#### Dataset content ####

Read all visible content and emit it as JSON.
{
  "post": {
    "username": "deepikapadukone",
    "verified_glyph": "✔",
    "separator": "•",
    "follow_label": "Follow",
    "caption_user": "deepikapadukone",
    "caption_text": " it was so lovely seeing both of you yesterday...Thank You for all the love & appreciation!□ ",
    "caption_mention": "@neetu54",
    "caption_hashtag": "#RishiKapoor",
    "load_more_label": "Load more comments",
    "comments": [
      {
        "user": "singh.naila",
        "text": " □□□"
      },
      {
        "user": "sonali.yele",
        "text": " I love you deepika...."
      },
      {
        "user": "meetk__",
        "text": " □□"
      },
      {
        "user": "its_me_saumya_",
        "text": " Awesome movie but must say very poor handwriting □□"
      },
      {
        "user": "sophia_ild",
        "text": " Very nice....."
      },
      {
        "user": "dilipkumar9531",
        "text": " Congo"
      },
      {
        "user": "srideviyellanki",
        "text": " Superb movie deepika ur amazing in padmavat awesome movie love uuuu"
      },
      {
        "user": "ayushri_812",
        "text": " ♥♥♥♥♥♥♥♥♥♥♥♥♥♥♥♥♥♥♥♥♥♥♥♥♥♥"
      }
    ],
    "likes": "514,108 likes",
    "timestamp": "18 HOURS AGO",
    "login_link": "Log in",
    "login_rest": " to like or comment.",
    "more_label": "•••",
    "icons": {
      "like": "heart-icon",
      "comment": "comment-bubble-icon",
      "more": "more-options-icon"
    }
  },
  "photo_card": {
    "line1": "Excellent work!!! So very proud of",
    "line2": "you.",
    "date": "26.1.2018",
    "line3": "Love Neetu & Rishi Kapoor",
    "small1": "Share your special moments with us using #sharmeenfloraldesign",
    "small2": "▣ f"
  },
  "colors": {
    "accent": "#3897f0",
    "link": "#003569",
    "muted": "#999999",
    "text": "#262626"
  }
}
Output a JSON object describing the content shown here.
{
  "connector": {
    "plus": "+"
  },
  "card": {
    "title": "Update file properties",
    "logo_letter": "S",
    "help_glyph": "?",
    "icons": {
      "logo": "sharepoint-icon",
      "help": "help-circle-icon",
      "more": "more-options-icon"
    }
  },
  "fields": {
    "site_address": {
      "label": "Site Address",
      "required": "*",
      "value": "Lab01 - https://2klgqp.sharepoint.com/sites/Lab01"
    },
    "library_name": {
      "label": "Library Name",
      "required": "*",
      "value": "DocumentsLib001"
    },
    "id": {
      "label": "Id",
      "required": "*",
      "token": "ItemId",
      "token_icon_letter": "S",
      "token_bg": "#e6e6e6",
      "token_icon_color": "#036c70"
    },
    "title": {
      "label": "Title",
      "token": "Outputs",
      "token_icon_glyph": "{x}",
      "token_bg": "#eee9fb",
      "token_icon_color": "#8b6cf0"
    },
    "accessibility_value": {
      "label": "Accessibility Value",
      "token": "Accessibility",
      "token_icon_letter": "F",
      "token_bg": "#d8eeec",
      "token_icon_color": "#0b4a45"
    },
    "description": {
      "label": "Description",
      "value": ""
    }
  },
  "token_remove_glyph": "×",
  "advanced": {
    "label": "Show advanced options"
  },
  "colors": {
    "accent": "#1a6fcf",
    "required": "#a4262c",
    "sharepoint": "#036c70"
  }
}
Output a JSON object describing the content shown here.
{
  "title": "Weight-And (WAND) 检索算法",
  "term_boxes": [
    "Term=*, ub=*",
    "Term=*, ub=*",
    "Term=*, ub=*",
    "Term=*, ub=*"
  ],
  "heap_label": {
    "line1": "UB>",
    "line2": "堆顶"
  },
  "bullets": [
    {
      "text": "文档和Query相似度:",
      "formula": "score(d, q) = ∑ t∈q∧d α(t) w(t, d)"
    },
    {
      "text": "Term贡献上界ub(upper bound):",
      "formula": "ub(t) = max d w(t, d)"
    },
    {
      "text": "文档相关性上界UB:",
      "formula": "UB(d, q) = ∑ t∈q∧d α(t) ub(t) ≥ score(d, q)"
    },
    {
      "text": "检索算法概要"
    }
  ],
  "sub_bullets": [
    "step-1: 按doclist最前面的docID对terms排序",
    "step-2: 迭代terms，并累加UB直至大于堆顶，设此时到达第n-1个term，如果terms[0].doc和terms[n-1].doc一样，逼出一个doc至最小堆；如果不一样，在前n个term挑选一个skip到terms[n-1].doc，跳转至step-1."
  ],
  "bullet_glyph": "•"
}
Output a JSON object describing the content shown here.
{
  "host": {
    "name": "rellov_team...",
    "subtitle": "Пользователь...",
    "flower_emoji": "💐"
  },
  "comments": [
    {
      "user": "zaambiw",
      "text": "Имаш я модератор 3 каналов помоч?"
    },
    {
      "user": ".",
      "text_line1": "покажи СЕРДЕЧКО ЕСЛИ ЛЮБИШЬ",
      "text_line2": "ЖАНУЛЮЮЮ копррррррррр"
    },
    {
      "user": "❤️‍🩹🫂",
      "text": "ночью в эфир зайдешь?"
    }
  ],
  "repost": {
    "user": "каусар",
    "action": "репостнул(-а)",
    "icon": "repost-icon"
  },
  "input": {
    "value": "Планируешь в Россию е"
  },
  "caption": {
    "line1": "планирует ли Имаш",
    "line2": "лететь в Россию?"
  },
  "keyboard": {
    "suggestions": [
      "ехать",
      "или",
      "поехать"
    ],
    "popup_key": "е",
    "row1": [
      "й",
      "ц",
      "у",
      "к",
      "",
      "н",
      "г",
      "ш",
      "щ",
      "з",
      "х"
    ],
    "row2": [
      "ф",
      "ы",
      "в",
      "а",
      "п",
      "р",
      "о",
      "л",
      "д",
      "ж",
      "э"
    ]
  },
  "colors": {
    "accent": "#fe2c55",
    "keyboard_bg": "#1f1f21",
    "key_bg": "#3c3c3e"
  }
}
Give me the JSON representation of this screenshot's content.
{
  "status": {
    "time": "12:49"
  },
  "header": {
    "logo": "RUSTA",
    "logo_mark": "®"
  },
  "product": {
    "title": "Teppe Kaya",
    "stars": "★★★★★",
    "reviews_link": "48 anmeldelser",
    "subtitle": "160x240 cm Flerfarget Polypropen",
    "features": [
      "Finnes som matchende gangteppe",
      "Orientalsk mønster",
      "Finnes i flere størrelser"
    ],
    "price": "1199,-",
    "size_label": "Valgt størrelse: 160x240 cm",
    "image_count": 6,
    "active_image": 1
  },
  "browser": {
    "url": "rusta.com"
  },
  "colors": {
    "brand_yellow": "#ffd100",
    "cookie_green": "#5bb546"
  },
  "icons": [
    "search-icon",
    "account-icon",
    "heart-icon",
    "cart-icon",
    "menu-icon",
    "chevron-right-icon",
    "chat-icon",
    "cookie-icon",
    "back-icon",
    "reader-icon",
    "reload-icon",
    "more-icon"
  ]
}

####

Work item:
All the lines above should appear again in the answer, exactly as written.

Exercise answer:
Read all visible content and emit it as JSON.
{
  "post": {
    "username": "deepikapadukone",
    "verified_glyph": "✔",
    "separator": "•",
    "follow_label": "Follow",
    "caption_user": "deepikapadukone",
    "caption_text": " it was so lovely seeing both of you yesterday...Thank You for all the love & appreciation!□ ",
    "caption_mention": "@neetu54",
    "caption_hashtag": "#RishiKapoor",
    "load_more_label": "Load more comments",
    "comments": [
      {
        "user": "singh.naila",
        "text": " □□□"
      },
      {
        "user": "sonali.yele",
        "text": " I love you deepika...."
      },
      {
        "user": "meetk__",
        "text": " □□"
      },
      {
        "user": "its_me_saumya_",
        "text": " Awesome movie but must say very poor handwriting □□"
      },
      {
        "user": "sophia_ild",
        "text": " Very nice....."
      },
      {
        "user": "dilipkumar9531",
        "text": " Congo"
      },
      {
        "user": "srideviyellanki",
        "text": " Superb movie deepika ur amazing in padmavat awesome movie love uuuu"
      },
      {
        "user": "ayushri_812",
        "text": " ♥♥♥♥♥♥♥♥♥♥♥♥♥♥♥♥♥♥♥♥♥♥♥♥♥♥"
      }
    ],
    "likes": "514,108 likes",
    "timestamp": "18 HOURS AGO",
    "login_link": "Log in",
    "login_rest": " to like or comment.",
    "more_label": "•••",
    "icons": {
      "like": "heart-icon",
      "comment": "comment-bubble-icon",
      "more": "more-options-icon"
    }
  },
  "photo_card": {
    "line1": "Excellent work!!! So very proud of",
    "line2": "you.",
    "date": "26.1.2018",
    "line3": "Love Neetu & Rishi Kapoor",
    "small1": "Share your special moments with us using #sharmeenfloraldesign",
    "small2": "▣ f"
  },
  "colors": {
    "accent": "#3897f0",
    "link": "#003569",
    "muted": "#999999",
    "text": "#262626"
  }
}
Output a JSON object describing the content shown here.
{
  "connector": {
    "plus": "+"
  },
  "card": {
    "title": "Update file properties",
    "logo_letter": "S",
    "help_glyph": "?",
    "icons": {
      "logo": "sharepoint-icon",
      "help": "help-circle-icon",
      "more": "more-options-icon"
    }
  },
  "fields": {
    "site_address": {
      "label": "Site Address",
      "required": "*",
      "value": "Lab01 - https://2klgqp.sharepoint.com/sites/Lab01"
    },
    "library_name": {
      "label": "Library Name",
      "required": "*",
      "value": "DocumentsLib001"
    },
    "id": {
      "label": "Id",
      "required": "*",
      "token": "ItemId",
      "token_icon_letter": "S",
      "token_bg": "#e6e6e6",
      "token_icon_color": "#036c70"
    },
    "title": {
      "label": "Title",
      "token": "Outputs",
      "token_icon_glyph": "{x}",
      "token_bg": "#eee9fb",
      "token_icon_color": "#8b6cf0"
    },
    "accessibility_value": {
      "label": "Accessibility Value",
      "token": "Accessibility",
      "token_icon_letter": "F",
      "token_bg": "#d8eeec",
      "token_icon_color": "#0b4a45"
    },
    "description": {
      "label": "Description",
      "value": ""
    }
  },
  "token_remove_glyph": "×",
  "advanced": {
    "label": "Show advanced options"
  },
  "colors": {
    "accent": "#1a6fcf",
    "required": "#a4262c",
    "sharepoint": "#036c70"
  }
}
Output a JSON object describing the content shown here.
{
  "title": "Weight-And (WAND) 检索算法",
  "term_boxes": [
    "Term=*, ub=*",
    "Term=*, ub=*",
    "Term=*, ub=*",
    "Term=*, ub=*"
  ],
  "heap_label": {
    "line1": "UB>",
    "line2": "堆顶"
  },
  "bullets": [
    {
      "text": "文档和Query相似度:",
      "formula": "score(d, q) = ∑ t∈q∧d α(t) w(t, d)"
    },
    {
      "text": "Term贡献上界ub(upper bound):",
      "formula": "ub(t) = max d w(t, d)"
    },
    {
      "text": "文档相关性上界UB:",
      "formula": "UB(d, q) = ∑ t∈q∧d α(t) ub(t) ≥ score(d, q)"
    },
    {
      "text": "检索算法概要"
    }
  ],
  "sub_bullets": [
    "step-1: 按doclist最前面的docID对terms排序",
    "step-2: 迭代terms，并累加UB直至大于堆顶，设此时到达第n-1个term，如果terms[0].doc和terms[n-1].doc一样，逼出一个doc至最小堆；如果不一样，在前n个term挑选一个skip到terms[n-1].doc，跳转至step-1."
  ],
  "bullet_glyph": "•"
}
Output a JSON object describing the content shown here.
{
  "host": {
    "name": "rellov_team...",
    "subtitle": "Пользователь...",
    "flower_emoji": "💐"
  },
  "comments": [
    {
      "user": "zaambiw",
      "text": "Имаш я модератор 3 каналов помоч?"
    },
    {
      "user": ".",
      "text_line1": "покажи СЕРДЕЧКО ЕСЛИ ЛЮБИШЬ",
      "text_line2": "ЖАНУЛЮЮЮ копррррррррр"
    },
    {
      "user": "❤️‍🩹🫂",
      "text": "ночью в эфир зайдешь?"
    }
  ],
  "repost": {
    "user": "каусар",
    "action": "репостнул(-а)",
    "icon": "repost-icon"
  },
  "input": {
    "value": "Планируешь в Россию е"
  },
  "caption": {
    "line1": "планирует ли Имаш",
    "line2": "лететь в Россию?"
  },
  "keyboard": {
    "suggestions": [
      "ехать",
      "или",
      "поехать"
    ],
    "popup_key": "е",
    "row1": [
      "й",
      "ц",
      "у",
      "к",
      "",
      "н",
      "г",
      "ш",
      "щ",
      "з",
      "х"
    ],
    "row2": [
      "ф",
      "ы",
      "в",
      "а",
      "п",
      "р",
      "о",
      "л",
      "д",
      "ж",
      "э"
    ]
  },
  "colors": {
    "accent": "#fe2c55",
    "keyboard_bg": "#1f1f21",
    "key_bg": "#3c3c3e"
  }
}
Give me the JSON representation of this screenshot's content.
{
  "status": {
    "time": "12:49"
  },
  "header": {
    "logo": "RUSTA",
    "logo_mark": "®"
  },
  "product": {
    "title": "Teppe Kaya",
    "stars": "★★★★★",
    "reviews_link": "48 anmeldelser",
    "subtitle": "160x240 cm Flerfarget Polypropen",
    "features": [
      "Finnes som matchende gangteppe",
      "Orientalsk mønster",
      "Finnes i flere størrelser"
    ],
    "price": "1199,-",
    "size_label": "Valgt størrelse: 160x240 cm",
    "image_count": 6,
    "active_image": 1
  },
  "browser": {
    "url": "rusta.com"
  },
  "colors": {
    "brand_yellow": "#ffd100",
    "cookie_green": "#5bb546"
  },
  "icons": [
    "search-icon",
    "account-icon",
    "heart-icon",
    "cart-icon",
    "menu-icon",
    "chevron-right-icon",
    "chat-icon",
    "cookie-icon",
    "back-icon",
    "reader-icon",
    "reload-icon",
    "more-icon"
  ]
}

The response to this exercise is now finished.